Entries provided:
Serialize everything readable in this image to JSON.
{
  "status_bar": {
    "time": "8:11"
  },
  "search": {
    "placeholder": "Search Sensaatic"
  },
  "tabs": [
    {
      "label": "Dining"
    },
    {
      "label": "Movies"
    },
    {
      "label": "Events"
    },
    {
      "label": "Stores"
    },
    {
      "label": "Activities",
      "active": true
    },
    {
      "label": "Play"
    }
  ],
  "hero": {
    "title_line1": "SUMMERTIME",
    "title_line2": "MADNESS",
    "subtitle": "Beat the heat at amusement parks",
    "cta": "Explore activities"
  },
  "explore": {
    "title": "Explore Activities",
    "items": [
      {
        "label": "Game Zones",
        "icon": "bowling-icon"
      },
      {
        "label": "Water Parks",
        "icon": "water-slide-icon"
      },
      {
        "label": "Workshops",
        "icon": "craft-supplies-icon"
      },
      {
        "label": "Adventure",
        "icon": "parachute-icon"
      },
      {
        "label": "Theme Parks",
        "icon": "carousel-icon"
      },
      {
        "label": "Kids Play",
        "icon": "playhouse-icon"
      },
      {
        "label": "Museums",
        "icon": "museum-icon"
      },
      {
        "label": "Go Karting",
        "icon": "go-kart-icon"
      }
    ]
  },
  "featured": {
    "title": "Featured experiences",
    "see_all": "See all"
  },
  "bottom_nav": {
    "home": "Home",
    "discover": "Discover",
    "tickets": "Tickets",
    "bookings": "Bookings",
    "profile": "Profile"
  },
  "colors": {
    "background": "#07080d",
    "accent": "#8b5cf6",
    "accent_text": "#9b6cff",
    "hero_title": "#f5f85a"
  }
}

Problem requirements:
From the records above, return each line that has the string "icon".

Response to this exercise:
        "icon": "bowling-icon"
        "icon": "water-slide-icon"
        "icon": "craft-supplies-icon"
        "icon": "parachute-icon"
        "icon": "carousel-icon"
        "icon": "playhouse-icon"
        "icon": "museum-icon"
        "icon": "go-kart-icon"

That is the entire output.